▶ [Records for this exercise]:

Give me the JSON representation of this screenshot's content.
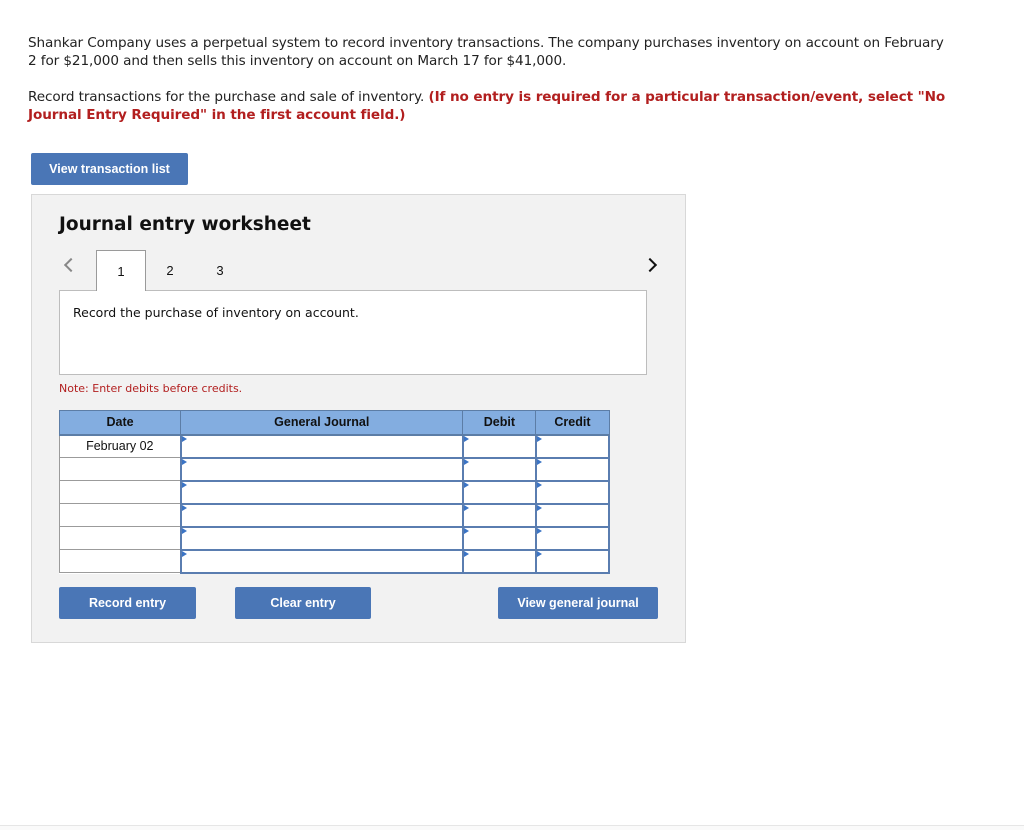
{
  "intro": {
    "paragraph1": "Shankar Company uses a perpetual system to record inventory transactions. The company purchases inventory on account on February 2 for $21,000 and then sells this inventory on account on March 17 for $41,000.",
    "paragraph2_plain": "Record transactions for the purchase and sale of inventory. ",
    "paragraph2_emphasis": "(If no entry is required for a particular transaction/event, select \"No Journal Entry Required\" in the first account field.)"
  },
  "buttons": {
    "view_transaction_list": "View transaction list",
    "record_entry": "Record entry",
    "clear_entry": "Clear entry",
    "view_general_journal": "View general journal"
  },
  "worksheet": {
    "title": "Journal entry worksheet",
    "tabs": [
      {
        "label": "1",
        "active": true
      },
      {
        "label": "2",
        "active": false
      },
      {
        "label": "3",
        "active": false
      }
    ],
    "prev_icon": "chevron-left-icon",
    "next_icon": "chevron-right-icon",
    "description": "Record the purchase of inventory on account.",
    "note": "Note: Enter debits before credits."
  },
  "journal": {
    "headers": {
      "date": "Date",
      "general_journal": "General Journal",
      "debit": "Debit",
      "credit": "Credit"
    },
    "rows": [
      {
        "date": "February 02",
        "account": "",
        "debit": "",
        "credit": ""
      },
      {
        "date": "",
        "account": "",
        "debit": "",
        "credit": ""
      },
      {
        "date": "",
        "account": "",
        "debit": "",
        "credit": ""
      },
      {
        "date": "",
        "account": "",
        "debit": "",
        "credit": ""
      },
      {
        "date": "",
        "account": "",
        "debit": "",
        "credit": ""
      },
      {
        "date": "",
        "account": "",
        "debit": "",
        "credit": ""
      }
    ]
  },
  "colors": {
    "button_blue": "#4a76b6",
    "header_blue": "#83ade0",
    "emphasis_red": "#b21f1f",
    "panel_gray": "#f2f2f2"
  }
}
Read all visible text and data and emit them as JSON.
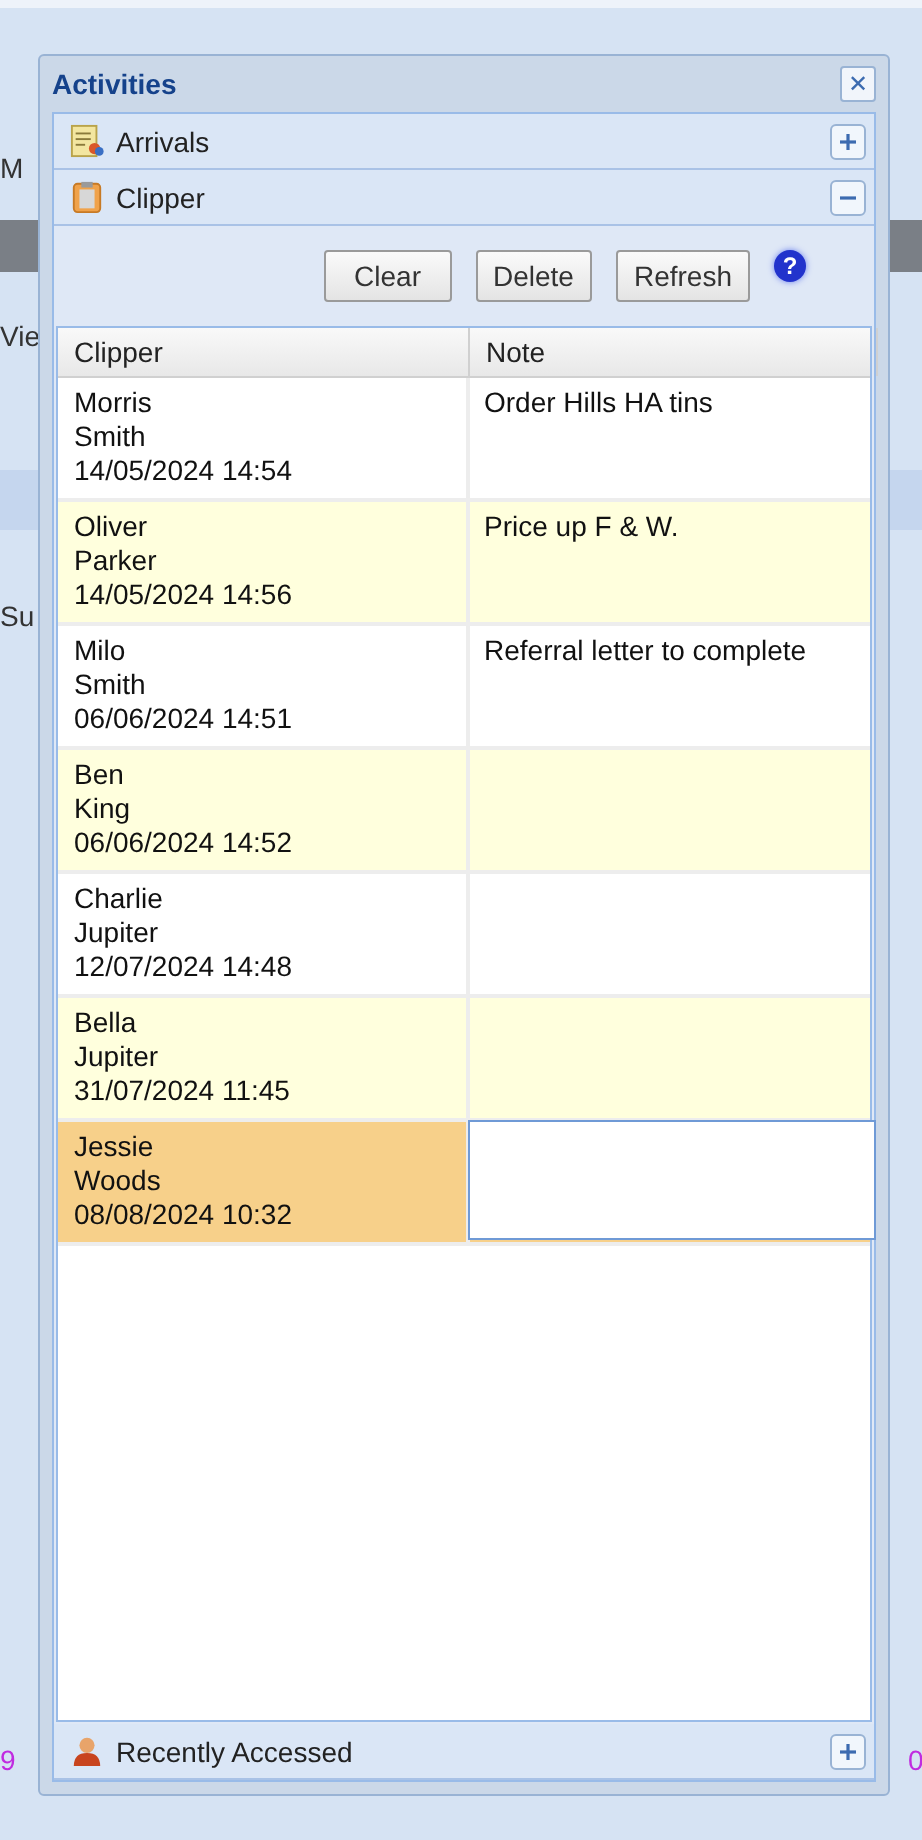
{
  "background": {
    "left_fragments": [
      {
        "text": "M",
        "kind": "plain"
      },
      {
        "text": "Vie",
        "kind": "plain"
      },
      {
        "text": "Su",
        "kind": "plain"
      },
      {
        "text": "9",
        "kind": "accent"
      }
    ],
    "right_fragments": [
      {
        "text": "0",
        "kind": "accent"
      }
    ]
  },
  "window": {
    "title": "Activities",
    "close": "✕"
  },
  "sections": [
    {
      "title": "Arrivals",
      "kind": "report",
      "expanded": false
    },
    {
      "title": "Clipper",
      "kind": "clipboard",
      "expanded": true
    },
    {
      "title": "Recently Accessed",
      "kind": "person",
      "expanded": false
    }
  ],
  "toolbar": {
    "buttons": [
      "Clear",
      "Delete",
      "Refresh"
    ],
    "help": "?"
  },
  "table": {
    "columns": [
      "Clipper",
      "Note"
    ],
    "rows": [
      {
        "first": "Morris",
        "last": "Smith",
        "time": "14/05/2024 14:54",
        "note": "Order Hills HA tins",
        "selected": false
      },
      {
        "first": "Oliver",
        "last": "Parker",
        "time": "14/05/2024 14:56",
        "note": "Price up F & W.",
        "selected": false
      },
      {
        "first": "Milo",
        "last": "Smith",
        "time": "06/06/2024 14:51",
        "note": "Referral letter to complete",
        "selected": false
      },
      {
        "first": "Ben",
        "last": "King",
        "time": "06/06/2024 14:52",
        "note": "",
        "selected": false
      },
      {
        "first": "Charlie",
        "last": "Jupiter",
        "time": "12/07/2024 14:48",
        "note": "",
        "selected": false
      },
      {
        "first": "Bella",
        "last": "Jupiter",
        "time": "31/07/2024 11:45",
        "note": "",
        "selected": false
      },
      {
        "first": "Jessie",
        "last": "Woods",
        "time": "08/08/2024 10:32",
        "note": "",
        "selected": true
      }
    ]
  }
}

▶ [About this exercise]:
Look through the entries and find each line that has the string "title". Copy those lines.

▶ [Solved exercise]:
    "title": "Journal entry worksheet",
    "title": "Activities",
      "title": "Arrivals",
      "title": "Clipper",
      "title": "Recently Accessed",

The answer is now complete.